“As for Foundry Square, it will feature highlights like an 86-room Microtel by Wyndham hotel, an eight-lane Brunswick bowling alley, a public plaza and family apartment housing or townhomes,â€ Canale says. “All ages are becoming interested in downtown Muskegon these days, including millennials, young professionals, empty nesters and retirees.”
Invest Ahead of the Curve
Another developer investing in the region is Port City Group, which is renovating old properties for commercial use in downtown Muskegon. Owner John Essex has invested more than $5 million in the district since inheriting Port City Group from his father in 2015.
Meanwhile, developer Jon Rooks of Parkland Properties has had a big role in transforming Muskegon, even moving his home and offices there.
“I grew up in Grand Rapids and always loved Lake Michigan and waterfront property, and I knew after college that developing waterfront property would be a big part of my future,â€ Rooks says. “I grew my company by baby steps and am now involved with many waterfront properties in nine West Michigan communities.”
Rooks says investing in Muskegon these days is a classic opportunity to invest ahead of the curve.
“I like to impact invest, which is helping a community while also making a profit,â€ he says. “I like my projects to be catalysts to help communities advance, and all my projects have been successful so far. On the Muskegon Lakeshore, I’m very much focused on hospitality and residential projects.”
New Convention Center
Rooks’ success stories in Muskegon include renovating Shoreline Inn, constructing Highpoint Flats apartment complex, renovating the old Holiday Inn and turning it into an upscale Delta by Marriott, repurposing an old Central Fire Station, and constructing the waterfront Terrace Point Landing housing complex. He also purchased the old Masonic Temple building and donated it to Muskegon Community College for a downtown campus.
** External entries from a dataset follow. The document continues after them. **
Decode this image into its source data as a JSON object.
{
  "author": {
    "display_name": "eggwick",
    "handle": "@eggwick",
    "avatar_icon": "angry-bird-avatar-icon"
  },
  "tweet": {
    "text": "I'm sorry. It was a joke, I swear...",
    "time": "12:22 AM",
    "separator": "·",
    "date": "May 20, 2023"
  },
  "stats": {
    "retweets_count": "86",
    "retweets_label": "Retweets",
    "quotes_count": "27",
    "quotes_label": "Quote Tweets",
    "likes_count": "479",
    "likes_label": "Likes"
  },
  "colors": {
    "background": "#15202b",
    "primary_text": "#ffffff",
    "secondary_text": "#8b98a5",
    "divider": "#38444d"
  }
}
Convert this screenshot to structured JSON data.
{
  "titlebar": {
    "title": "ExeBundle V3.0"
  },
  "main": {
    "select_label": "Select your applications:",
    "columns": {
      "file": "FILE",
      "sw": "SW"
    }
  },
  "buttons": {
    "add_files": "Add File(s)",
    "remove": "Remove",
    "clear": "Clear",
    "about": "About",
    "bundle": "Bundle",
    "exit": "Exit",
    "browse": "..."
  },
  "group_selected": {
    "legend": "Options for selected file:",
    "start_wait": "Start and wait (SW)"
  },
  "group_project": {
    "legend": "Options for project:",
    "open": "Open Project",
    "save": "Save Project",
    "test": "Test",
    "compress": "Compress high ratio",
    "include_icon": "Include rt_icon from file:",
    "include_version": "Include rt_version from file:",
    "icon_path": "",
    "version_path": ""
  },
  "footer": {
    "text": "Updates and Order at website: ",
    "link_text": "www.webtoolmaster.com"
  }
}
“The current exciting news in Muskegon is that a convention center is being built, because city officials want Muskegon to become a destination throughout the entire year instead of only during the summer months,â€ Rooks says. “For the Muskegon Lakeshore to thrive in the future, this region must become a destination where many people live and where visitors spend money all year.”